WHAT IS NEEDED: Print the entries once more, unchanged.

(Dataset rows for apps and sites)
=== Begin Enclosure ===
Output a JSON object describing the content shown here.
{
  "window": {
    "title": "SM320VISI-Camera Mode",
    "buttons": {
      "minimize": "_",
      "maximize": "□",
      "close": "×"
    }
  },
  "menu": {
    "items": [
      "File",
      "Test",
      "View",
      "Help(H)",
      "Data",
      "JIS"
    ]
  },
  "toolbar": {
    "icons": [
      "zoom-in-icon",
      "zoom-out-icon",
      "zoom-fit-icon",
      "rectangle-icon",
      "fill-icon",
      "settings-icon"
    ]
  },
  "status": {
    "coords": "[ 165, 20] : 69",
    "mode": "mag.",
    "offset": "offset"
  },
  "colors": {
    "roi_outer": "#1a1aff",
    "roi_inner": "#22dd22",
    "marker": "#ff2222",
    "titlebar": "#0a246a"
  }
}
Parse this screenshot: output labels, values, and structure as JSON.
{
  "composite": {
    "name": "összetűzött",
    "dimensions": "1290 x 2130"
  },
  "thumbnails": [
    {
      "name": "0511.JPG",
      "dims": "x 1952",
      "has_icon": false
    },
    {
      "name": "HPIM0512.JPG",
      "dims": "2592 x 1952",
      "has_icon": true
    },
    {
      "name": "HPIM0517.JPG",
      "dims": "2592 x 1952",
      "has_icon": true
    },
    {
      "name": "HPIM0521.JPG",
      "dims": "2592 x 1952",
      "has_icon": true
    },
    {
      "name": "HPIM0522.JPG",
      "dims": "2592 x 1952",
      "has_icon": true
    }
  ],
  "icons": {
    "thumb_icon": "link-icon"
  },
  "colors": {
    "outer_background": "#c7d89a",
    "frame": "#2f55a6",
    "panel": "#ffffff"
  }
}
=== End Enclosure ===
WRITTEN ANSWER:
Output a JSON object describing the content shown here.
{
  "window": {
    "title": "SM320VISI-Camera Mode",
    "buttons": {
      "minimize": "_",
      "maximize": "□",
      "close": "×"
    }
  },
  "menu": {
    "items": [
      "File",
      "Test",
      "View",
      "Help(H)",
      "Data",
      "JIS"
    ]
  },
  "toolbar": {
    "icons": [
      "zoom-in-icon",
      "zoom-out-icon",
      "zoom-fit-icon",
      "rectangle-icon",
      "fill-icon",
      "settings-icon"
    ]
  },
  "status": {
    "coords": "[ 165, 20] : 69",
    "mode": "mag.",
    "offset": "offset"
  },
  "colors": {
    "roi_outer": "#1a1aff",
    "roi_inner": "#22dd22",
    "marker": "#ff2222",
    "titlebar": "#0a246a"
  }
}
Parse this screenshot: output labels, values, and structure as JSON.
{
  "composite": {
    "name": "összetűzött",
    "dimensions": "1290 x 2130"
  },
  "thumbnails": [
    {
      "name": "0511.JPG",
      "dims": "x 1952",
      "has_icon": false
    },
    {
      "name": "HPIM0512.JPG",
      "dims": "2592 x 1952",
      "has_icon": true
    },
    {
      "name": "HPIM0517.JPG",
      "dims": "2592 x 1952",
      "has_icon": true
    },
    {
      "name": "HPIM0521.JPG",
      "dims": "2592 x 1952",
      "has_icon": true
    },
    {
      "name": "HPIM0522.JPG",
      "dims": "2592 x 1952",
      "has_icon": true
    }
  ],
  "icons": {
    "thumb_icon": "link-icon"
  },
  "colors": {
    "outer_background": "#c7d89a",
    "frame": "#2f55a6",
    "panel": "#ffffff"
  }
}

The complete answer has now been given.